"It's about making it a day on, not a day off," said Richard Crews.
The African American Christian Clergy Coalition (AACCC) had churches and congregation members volunteer across the Valley, from Goodyear to Mesa.
The day looked different due to COVID. Instead of a large march and festival, the day featured masks, gloves and social distancing.
"We didn’t want to stay at home. We wanted to come and do something positive," said Dr. Warren Stewart Sr., pastor of First Institutional Baptist Church and chairperson of the AACCC.
"I wanted to do something to serve the community, so I decided to come," said congregation member Claudia Wade, who said she watched Dr. King's funeral when she was a kindergartner in Louisiana.
Dr. Stewart, Wade and others spent the mornings at the Human Services Campus in downtown Phoenix, helping provide clothes, blankets, jackets and hygiene products to men and women experiencing homelessness.
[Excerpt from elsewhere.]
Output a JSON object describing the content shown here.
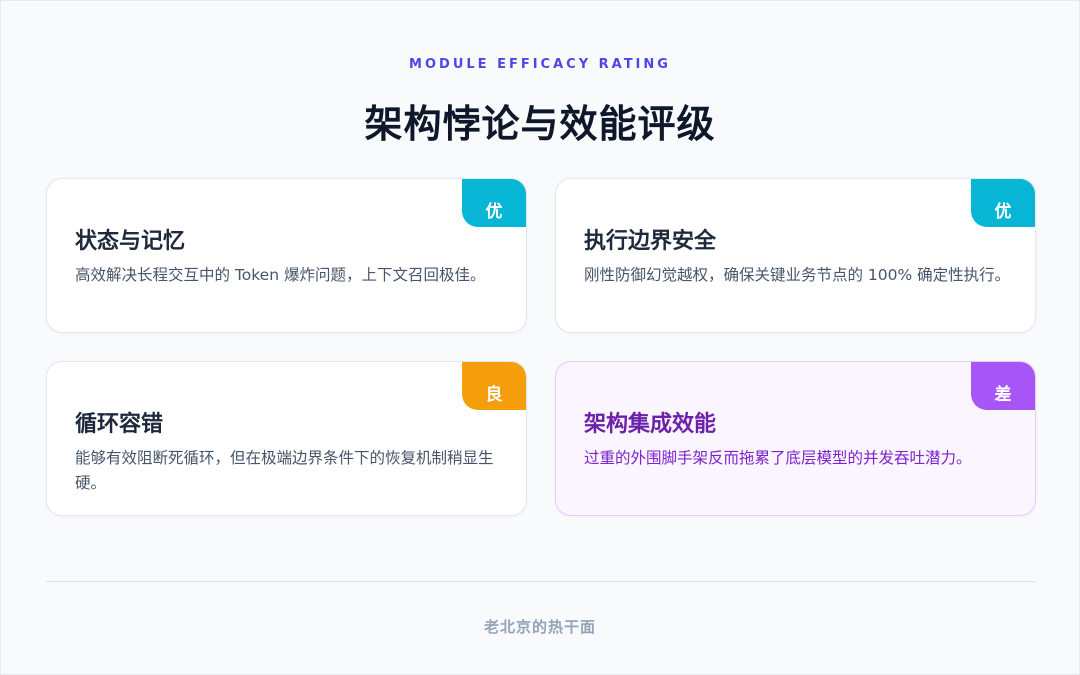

"To see people lining up for a blanket, a jacket, a shirt -- that shows you that we have not reached a place in America where everybody has the essentials. And we have got to change that," said Dr. Stewart. "America is the richest nation in the world and should not have people in poverty like this."
Dr. King's dreams have not been fully realized though.
In his 1964 Noble Peace Prize acceptance speech, he said, “There is nothing new about poverty. What is new, however, is that we have the resources to get rid of it.”
"Have we failed? Yes. We can and we need to do better," said Richard Crews, Director of Programs for the Human Services Campus."
Poverty and homelessness still exist in every American city. Racial injustice is also still prevalent in America.
"MLK was in fact a protester. And MLK was someone that was disliked by half of the country at the time of his death," said Zarra, a leader with Black Lives Matter Phoenix Metro.
In 1963 Dr. King led the march on Washington for jobs and freedom.
In 2020 Americans marched for George Floyd, Breonna Taylor, Elijah McClain, and Dion Johnson.
In the first few weeks of 2021, there have been riots and rallies where White Supremacy has been proudly flaunted by some involved.
"The moment that we are in right now, either we can heal or we will be in a situation where that won’t be an option," said Crews.
"His message was not a one-day message," said Pastor Brian Wright with the Citadel of Praise Christian Church.
"Dr. King talked about love, peace, unity, and non-violence. That’s what this nation and world needs more than ever right now," said Dr. Stewart. "Dr. King says choose chaos or community. We are choosing community."
It is community-fighting for equality year-round - by all ages, races, and backgrounds - that will honor the life of Dr. King and help his life's work become more of a reality.
"His dream doesn’t have to be a dream. It can be a reality. But we have to do the work," said Wade.
"I think Dr. King would say the fight still continues," said Pastor Wright.